    Chinese officials claim that Gui had planned to illegally pass on multiple documents containing state secrets to overseas groups, according to Chinese newspaper Global Times.

    Sweden continues to call for Gui’s release, as reported by the Hong Kong Free Press.

    “The continued harassment and detention of Mr. Gui pose a serious threat to free expression,” wrote Grogan. “Mr. Gui is co-owner of Mighty Current publishing, which is known for producing and selling books that are critical of the Chinese government. These books are regularly banned in mainland China but available in Hong Kong. This case continues to send an intimidating message to writers, publishers, and booksellers in Hong Kong that tackling politically sensitive topics can imperil an individual’s freedom and safety.”


    February 12, 2018

    The Honorable Rex Tillerson
    Secretary of State
    U.S. State Department
    Harry S. Truman Building
    2201 C Street, NW
    Washington, D.C. 20520

    Dear Mr. Secretary:

    We are following up on our letter dated January 22 regarding the detention by Chinese authorities of publisher/bookseller Gui Minhai, a Chinese-born Swedish national. We thank you for your strong statement urging the Chinese government to release Mr. Gui. We strongly believe, given the latest updates on the situation, the U.S. State Department must continue to demand in the strongest terms that Chinese officials release Mr. Gui and allow him to go back home to Sweden.

    On Friday, February 9, Chinese authorities arranged an interview in which Mr. Gui stated that he wanted no help from concerned organizations and nations, including Sweden. It was painfully obvious in watching the interview that Mr. Gui was likely coerced into his statement and that, rather than heeding this purported request and backing off, the U.S. should redouble its efforts on his behalf.

    Mr. Gui was traveling by train to Beijing with two Swedish diplomats, when plainclothes police officers boarded at a station and led Mr. Gui away.

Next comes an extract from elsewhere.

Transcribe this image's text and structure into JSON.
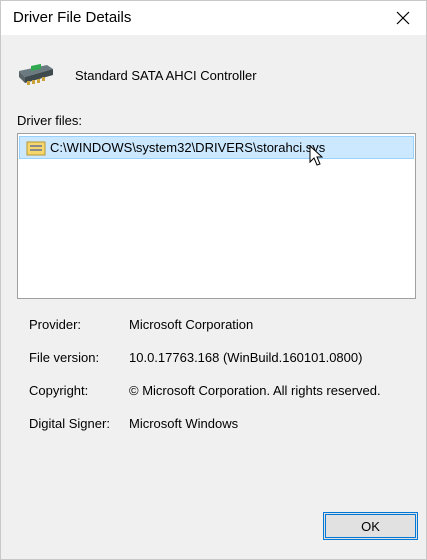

At the time, Mr. Gui had been on his way to the Chinese capital for a medical examination at the Swedish Embassy (after showing signs of ALS).

    As you know, Mr. Gui has become a symbol of the Chinese government’s determination to smother criticism from abroad when he was one of five Hong Kong booksellers who disappeared in 2015, and then resurfaced in China in police custody. Mr. Gui was accused by Chinese state news media of publishing books that slurred Communist Party leaders.

    The continued harassment and detention of Mr. Gui pose a serious threat to free expression. Mr. Gui is co-owner of Mighty Current publishing, which is known for producing and selling books that are critical of the Chinese government. These books are regularly banned in mainland China but available in Hong Kong.  This case continues to send an intimidating message to writers, publishers, and booksellers in Hong Kong that tackling politically sensitive topics can imperil an individual’s freedom and safety.

    We respectfully urge the State Department to keep the pressure on Chinese authorities to release Mr. Gui.

    Sincerely,

    David Grogan, Director, ABFE, Advocacy and Public Policy
    American Booksellers for Free Expression
    333 Westchester Ave, S202
    White Plains, NY 10604